» WHAT NEEDS TO BE DONE: Return the data exactly, without pictures.

Page and application data records:
┄┄┄┄┄┄

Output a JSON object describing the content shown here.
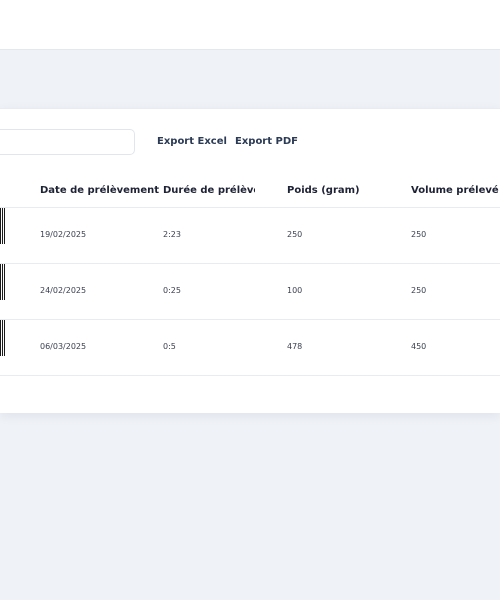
{
  "actions": {
    "export_excel": "Export Excel",
    "export_pdf": "Export PDF"
  },
  "table": {
    "headers": [
      "Date de prélèvement",
      "Durée de prélève...",
      "Poids (gram)",
      "Volume prélevé (ml"
    ],
    "rows": [
      [
        "19/02/2025",
        "2:23",
        "250",
        "250"
      ],
      [
        "24/02/2025",
        "0:25",
        "100",
        "250"
      ],
      [
        "06/03/2025",
        "0:5",
        "478",
        "450"
      ]
    ]
  },
  "colors": {
    "page_bg": "#eff2f7",
    "card_bg": "#ffffff",
    "link": "#2b3a55"
  }
}
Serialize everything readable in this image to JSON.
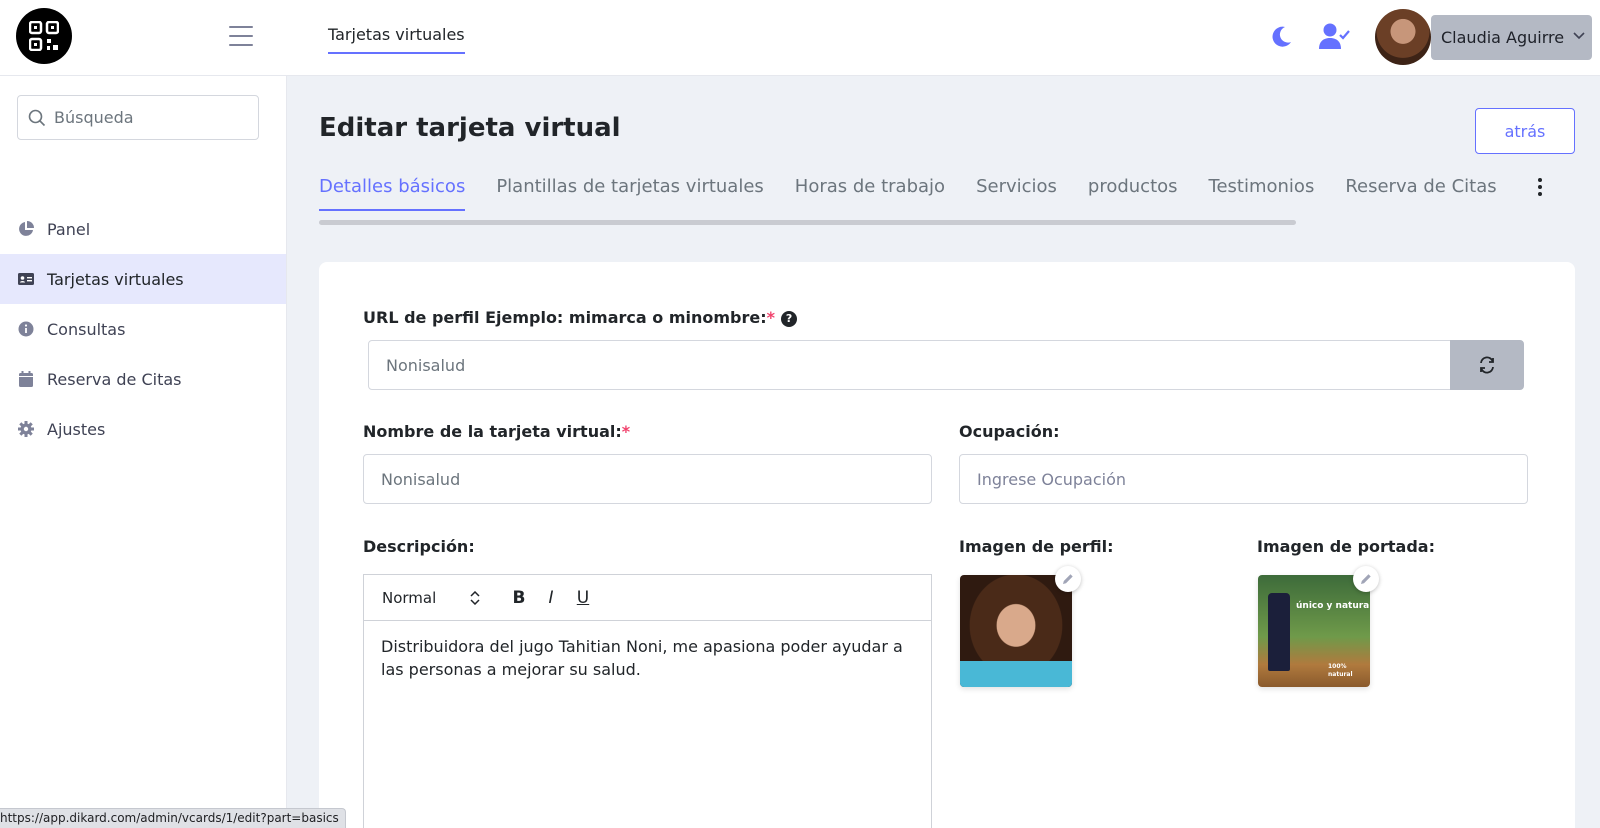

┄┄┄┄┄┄

» WRITTEN RESPONSE:
Output a JSON object describing the content shown here.
{
  "actions": {
    "export_excel": "Export Excel",
    "export_pdf": "Export PDF"
  },
  "table": {
    "headers": [
      "Date de prélèvement",
      "Durée de prélève...",
      "Poids (gram)",
      "Volume prélevé (ml"
    ],
    "rows": [
      [
        "19/02/2025",
        "2:23",
        "250",
        "250"
      ],
      [
        "24/02/2025",
        "0:25",
        "100",
        "250"
      ],
      [
        "06/03/2025",
        "0:5",
        "478",
        "450"
      ]
    ]
  },
  "colors": {
    "page_bg": "#eff2f7",
    "card_bg": "#ffffff",
    "link": "#2b3a55"
  }
}
Serialize everything readable in this image to JSON.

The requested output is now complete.